I have no desire to spoil anything major here, so, if you haven’t seen the movie, you can read on as if this were a review. (If you’re into spoilers, btw, they’re all right here, enjoy.) Speaking of, I didn’t read any full reviews when they were released for fear of a spoiler. (I checked that fresh-as-hell Rotten Tomatoes score and was pleasantly surprised.) I avoided Twitter. I made sure Gchat friends were warned I didn’t want to know what they might know. My plan worked overnight Thursday and well into Friday afternoon.
The anticipation for The Force Awakens had been building for years. There was the announcement. There were the trailers. I even bought one of those stupid BB-8 toys. Last November, emotions began building toward a fever pitch in the St. John household. When the first teaser hit, I sent it to my dad. He wrote me back:
wait, we have to wait A YEAR???!!!
In April, the second teaser came and we did the same thing all over again. He sent this reply:
why do we have to wait til christmas if it’s already done?! ha
When he booked his flight home for Christmas, I bought us tickets for a Friday afternoon showing. (He arrived Thursday night, so we didn’t want to risk missing if it he were delayed.) I didn’t know much besides the names of the main characters: Kylo Ren bad, Rey good. And that’s just how I wanted it. As the opening day showing approached, I logged onto Instagram to check out some pictures of hot girls and recycled jokes. Then, it happened. My friend, Kevin, had posted a photo of a sparsely attended Force Awakens showing in Australia, where he lives. He wrote, cheekily, “Looks like #starwars isn’t too popular in Oz.” Below it, a commenter wrote “Maybe that’s because…” The ellipsis, here, stands in for the mother of all spoilers. Right when I saw the words, I knew they were true.

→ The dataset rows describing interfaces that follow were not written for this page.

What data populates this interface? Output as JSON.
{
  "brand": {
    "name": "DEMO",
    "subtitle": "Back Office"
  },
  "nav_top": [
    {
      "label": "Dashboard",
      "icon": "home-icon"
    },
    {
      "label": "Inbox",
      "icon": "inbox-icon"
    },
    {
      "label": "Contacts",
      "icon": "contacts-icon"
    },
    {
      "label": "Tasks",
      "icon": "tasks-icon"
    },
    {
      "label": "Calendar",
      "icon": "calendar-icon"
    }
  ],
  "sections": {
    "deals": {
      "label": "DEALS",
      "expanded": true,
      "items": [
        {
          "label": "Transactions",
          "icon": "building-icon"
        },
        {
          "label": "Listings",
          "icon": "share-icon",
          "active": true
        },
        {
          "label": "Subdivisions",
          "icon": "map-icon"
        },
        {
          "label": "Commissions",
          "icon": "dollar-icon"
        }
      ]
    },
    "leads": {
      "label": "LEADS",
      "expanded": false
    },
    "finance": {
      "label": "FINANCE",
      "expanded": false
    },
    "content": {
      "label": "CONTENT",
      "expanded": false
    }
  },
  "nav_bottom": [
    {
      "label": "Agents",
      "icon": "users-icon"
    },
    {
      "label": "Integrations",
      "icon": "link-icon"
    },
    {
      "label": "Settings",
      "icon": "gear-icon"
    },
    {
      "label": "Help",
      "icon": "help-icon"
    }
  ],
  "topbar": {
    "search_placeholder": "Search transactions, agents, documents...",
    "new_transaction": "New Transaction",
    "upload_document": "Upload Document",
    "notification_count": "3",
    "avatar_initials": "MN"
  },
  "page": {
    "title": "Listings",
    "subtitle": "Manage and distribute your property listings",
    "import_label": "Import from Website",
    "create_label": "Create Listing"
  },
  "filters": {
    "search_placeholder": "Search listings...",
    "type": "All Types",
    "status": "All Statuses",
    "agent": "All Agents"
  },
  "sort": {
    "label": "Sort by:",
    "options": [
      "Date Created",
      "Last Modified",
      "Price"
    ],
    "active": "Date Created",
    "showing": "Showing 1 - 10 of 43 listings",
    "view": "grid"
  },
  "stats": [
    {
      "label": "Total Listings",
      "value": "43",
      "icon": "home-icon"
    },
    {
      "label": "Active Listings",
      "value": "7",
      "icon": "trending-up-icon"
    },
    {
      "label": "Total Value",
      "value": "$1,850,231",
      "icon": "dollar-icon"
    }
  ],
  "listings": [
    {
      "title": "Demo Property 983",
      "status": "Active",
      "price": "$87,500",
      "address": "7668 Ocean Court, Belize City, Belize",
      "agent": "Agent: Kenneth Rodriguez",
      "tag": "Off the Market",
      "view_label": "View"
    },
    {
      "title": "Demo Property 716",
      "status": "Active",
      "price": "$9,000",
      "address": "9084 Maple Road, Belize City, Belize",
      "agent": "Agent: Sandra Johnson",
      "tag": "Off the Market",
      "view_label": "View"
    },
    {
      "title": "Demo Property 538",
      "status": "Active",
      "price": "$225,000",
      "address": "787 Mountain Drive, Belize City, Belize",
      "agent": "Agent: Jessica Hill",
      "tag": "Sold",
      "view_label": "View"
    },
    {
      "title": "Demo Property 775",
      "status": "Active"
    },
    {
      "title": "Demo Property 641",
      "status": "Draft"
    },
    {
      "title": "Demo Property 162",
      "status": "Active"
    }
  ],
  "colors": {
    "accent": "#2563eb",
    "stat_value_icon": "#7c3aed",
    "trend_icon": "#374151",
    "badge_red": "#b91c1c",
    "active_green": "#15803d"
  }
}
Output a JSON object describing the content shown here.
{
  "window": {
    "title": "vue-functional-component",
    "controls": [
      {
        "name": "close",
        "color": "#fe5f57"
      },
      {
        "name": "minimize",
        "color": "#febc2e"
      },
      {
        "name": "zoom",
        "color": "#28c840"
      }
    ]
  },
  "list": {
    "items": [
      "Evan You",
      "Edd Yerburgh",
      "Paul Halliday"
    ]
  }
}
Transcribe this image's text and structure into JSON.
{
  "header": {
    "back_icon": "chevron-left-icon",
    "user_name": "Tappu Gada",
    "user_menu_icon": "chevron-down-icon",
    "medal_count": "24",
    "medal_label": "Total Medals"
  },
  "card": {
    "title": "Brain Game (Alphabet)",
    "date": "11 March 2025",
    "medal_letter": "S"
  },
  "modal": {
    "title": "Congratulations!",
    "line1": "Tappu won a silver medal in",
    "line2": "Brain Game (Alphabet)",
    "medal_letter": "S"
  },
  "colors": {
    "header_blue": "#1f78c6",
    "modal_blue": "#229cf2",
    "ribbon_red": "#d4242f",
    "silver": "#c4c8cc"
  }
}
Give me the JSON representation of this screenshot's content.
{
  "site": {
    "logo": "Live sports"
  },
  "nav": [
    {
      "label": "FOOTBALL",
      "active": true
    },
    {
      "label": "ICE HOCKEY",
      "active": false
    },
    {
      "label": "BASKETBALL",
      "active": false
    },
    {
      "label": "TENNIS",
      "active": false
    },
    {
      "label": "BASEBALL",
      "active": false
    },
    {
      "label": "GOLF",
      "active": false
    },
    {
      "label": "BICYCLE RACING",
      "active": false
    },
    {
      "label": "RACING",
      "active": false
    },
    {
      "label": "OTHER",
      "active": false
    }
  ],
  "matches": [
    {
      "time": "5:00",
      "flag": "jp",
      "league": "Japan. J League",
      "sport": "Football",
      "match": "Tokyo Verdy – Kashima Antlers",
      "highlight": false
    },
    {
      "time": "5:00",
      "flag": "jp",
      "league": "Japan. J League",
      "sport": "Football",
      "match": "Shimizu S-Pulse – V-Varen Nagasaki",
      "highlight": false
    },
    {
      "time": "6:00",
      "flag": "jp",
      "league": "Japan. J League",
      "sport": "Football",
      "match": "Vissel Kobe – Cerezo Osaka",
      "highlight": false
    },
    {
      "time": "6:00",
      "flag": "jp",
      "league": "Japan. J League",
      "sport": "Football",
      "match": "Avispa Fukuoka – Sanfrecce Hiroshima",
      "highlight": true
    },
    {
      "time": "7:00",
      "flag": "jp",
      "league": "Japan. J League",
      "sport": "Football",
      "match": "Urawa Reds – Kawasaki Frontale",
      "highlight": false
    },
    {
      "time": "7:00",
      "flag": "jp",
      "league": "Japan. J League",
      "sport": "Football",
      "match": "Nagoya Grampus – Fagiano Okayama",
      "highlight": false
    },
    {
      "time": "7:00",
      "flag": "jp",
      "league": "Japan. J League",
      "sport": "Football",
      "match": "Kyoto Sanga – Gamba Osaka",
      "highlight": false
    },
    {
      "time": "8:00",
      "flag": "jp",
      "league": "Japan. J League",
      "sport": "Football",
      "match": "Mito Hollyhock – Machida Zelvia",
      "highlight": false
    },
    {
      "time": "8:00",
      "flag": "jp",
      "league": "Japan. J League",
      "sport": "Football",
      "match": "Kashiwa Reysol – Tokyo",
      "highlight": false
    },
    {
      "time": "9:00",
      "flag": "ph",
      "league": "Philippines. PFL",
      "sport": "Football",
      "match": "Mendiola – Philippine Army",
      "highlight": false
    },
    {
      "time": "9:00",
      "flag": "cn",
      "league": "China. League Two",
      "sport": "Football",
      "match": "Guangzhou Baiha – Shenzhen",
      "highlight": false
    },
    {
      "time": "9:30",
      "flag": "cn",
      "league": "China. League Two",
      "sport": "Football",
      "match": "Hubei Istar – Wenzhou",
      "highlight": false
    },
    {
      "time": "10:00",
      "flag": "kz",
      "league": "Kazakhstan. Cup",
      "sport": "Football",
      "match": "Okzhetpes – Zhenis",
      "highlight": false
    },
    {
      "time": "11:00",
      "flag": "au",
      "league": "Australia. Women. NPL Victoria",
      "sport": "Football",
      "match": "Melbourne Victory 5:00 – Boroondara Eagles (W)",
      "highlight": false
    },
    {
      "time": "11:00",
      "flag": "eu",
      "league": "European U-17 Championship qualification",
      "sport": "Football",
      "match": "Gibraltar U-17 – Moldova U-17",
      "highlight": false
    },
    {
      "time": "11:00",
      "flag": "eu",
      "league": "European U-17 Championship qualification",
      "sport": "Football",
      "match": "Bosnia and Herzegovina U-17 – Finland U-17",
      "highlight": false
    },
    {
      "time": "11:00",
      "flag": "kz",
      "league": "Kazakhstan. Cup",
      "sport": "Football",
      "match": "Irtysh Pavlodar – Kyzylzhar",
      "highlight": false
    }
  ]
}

I got spoiled, hard.
I was dazed walking around my house and pretty upset — but maybe not this upset. (I found out, emphatically, that I am not the kind of person who doesn’t care about spoilers.) My blood pressure rose as we drove to the theater and I told my dad that I thought I had stumbled across some big news. He asked me what it was and I said he didn’t want to know. Then, he said, “Tell me. I don’t care about spoilers.” When I told him, he immediately said, “Oh, fuck.” He was visibly shaken.
As the movie played out, I knew the spoiler was becoming true. The relationship between the characters was confirmed and the plot built toward such a conclusion. I still thought the movie was splendid, a pop feast of sensory delights and nostalgia-driven goosebumps. I just wish I had gone in fresh.
Don’t get me wrong: All of this talk about spoilers and spoiler alerts has become annoying. It’s become part of our cultural fabric in the age of the lightspeed internet: How do we avoid knowing something, even for minutes, let alone days? (Netflix has even designed a new, life-or-death ad campaign — probably in bad taste — around the subject.) In 1980, you might’ve overheard someone at the sandwich shop say, “Vader is Luke’s father!” But, otherwise, you were in the clear. Now, as I told my mother I’ll be doing in 2017, you’d have to retreat to a Kaczynski cabin.
After the credits rolled, I emailed Kevin to find out who his Emperor Palpatine-evil friend was. Physical violence entered my thoughts. “Holy shit,” he wrote back. “I just deleted [the Instagram photo] so others don’t suffer. Not my friend, just some asshole commenting on everyone’s photo who tags ‘#starwars.’” Even worse, I had been taken down by a random troll. Who are these nihilists? What are their goals? It’s exasperating. This sole actor probably spoiled the major plot point of the new movie literally around the world. And why? It’s, at best, insensitive and at worst, wicked.
Plenty of people have told me to stop being a baby and even given me the ol’ Oh, well, you would’ve found out eventually. (Some even say it wasn’t that big of a spoiler or that they guessed it before the movie even started. I attribute all of that to posturing and backlash.) But it all misses the point. If I didn’t want to actively participate in surprises, I would have somebody tell me the score of the Super Bowl without watching the game or give me unwrapped presents on December 23rd. There’s a certain malevolence to pushing facts onto people who are engaged in not knowing them — unless you’re a grade school teacher. I’ll be going back for a second viewing tonight, already knowing the big reveal. It’s just too bad I never had that first chance with a blank slate.